The Innocents — James West (lead), Al Candelaria (bass), and Darron Stankey (tenor/guitarist) — were a smooth harmonizing West Coast pop group from San Fernando Valley CA, whose most successful record was accompanying Kathy Young as Kathy Young & the Innocents on "A Thousand Smiles" (1960 Indigo Records, number three pop/number six R&B). Kathy Young was the ripe old age of 15 at the time. The trio were friends and members of a local car club name "The Innocents." The artists met at Wink Martindale's local television dance show, where the Innocents were lip-syncing their current single; Indigo producer Jim Lee suggested they record together after talking to Young and her mom at the taping. The Revileers, a black New York doo wop group, recorded the original "A Thousand Eyes" six years earlier.

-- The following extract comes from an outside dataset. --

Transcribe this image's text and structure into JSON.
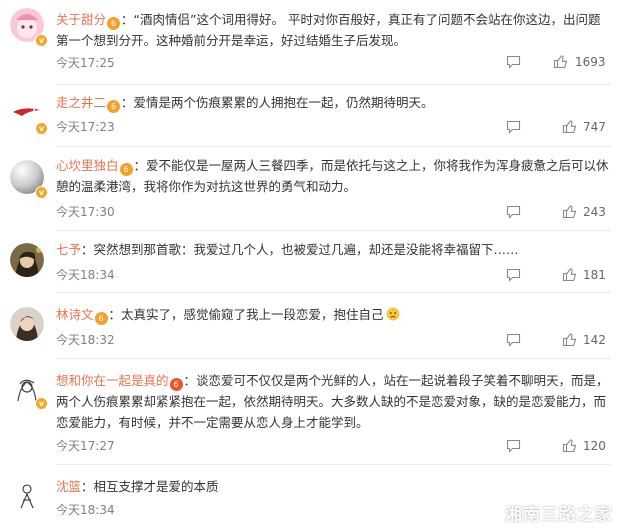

That connection caused many to mislabel the Innocents as a doo wop group; nothing could be further from the truth.
Solo, the Innocents cut their first single in 1959 as the Echos (West and Stankey) on Andrex Records; West was brought along to sing he high harmony parts. With the addition of West, the Echos became the Innocents (after the car club) after first rejecting "the Hubcaps". They then inked a deal with Indigo for their first hit "Honest I Do" (number 28 pop) in 1960. That same year, Trans World Records dumped a previously cut track by them, "Tick Tock," on the streets. Indigo answered with their smash hit with Kathy Young. They rose up the charts again in 1961 with "Gee Whiz" (number 28 pop/ number 11 R&B), and had an LP release Innocently Yours in 1961; its cover, depicting them peering through prison bars, was voted one the 1000 best album covers of all time. Indigo followed with "Kathy" after Kathy Young but it floundered, and seven singles later they hit an impenetrable wall. The non-sellers include two Reprise singles, a Decca 45, and one Warner Brothers' single. While three other singles charted, they trolled the bottom rungs of the charts. With Kathy Young they scored two more modest hits: "Happy Birthday Blues" and "Magic Is the Night" (both released in 1961) but six subsequent singles stiffed.
Not only did the Innocents back Kathy Young, they reportedly performed on half the recordings Indigo released. They disbanded in 1964 but their short run was exciting and fulfilling. They appeared on all the top teen shows, and shared stages with hot pop acts like Jan & Dean, Chubby Checker, and others. Starfire Records released Our Best to You in 1981; the album features the Innocents on one side and Kathy Young on the other. That same year James West had a solo album on Atlantic Records, which preceded their reuniting in 1984 to cut four spanking new tracks; but the timing was bad and they went nowhere. West continued in the music, doing everything from surf music to harmonies to rock & roll on many sessions. Al Candelaria worked as a session guitarist. All the members are all alive and doing well and like many acts from the '60s, they re-grouped in the '90s for oldie shows, appearing at venues with Kathy Young, the Penguins, Rosie & the Originals, and many others. Ace released the Innocents Complete Indigo Recordings in 1992
This 25-song CD showcases the sweet harmony trio's smooth, relaxing sound and golden pipes. At times they sound like the Fleetwoods without the female. The West Coast warblers' biggest record, "A Thousand Stars," featured them accompanying Kathy Young as Kathy Young & the Innocents (not included). Ace Records, however, does cover all of their recordings as the Innocents, including their first Top 40 entry, "Honest I Do," and their second, "Gee Whiz" (not the Carla Thomas song), their chart misses, and many unreleased sides; some, while immensely charming, don't seem quite finished. Doo wop fans might want to sample before buying, but lovers of mellow West Coast pop can purchase this without any worries of buyers' remorse.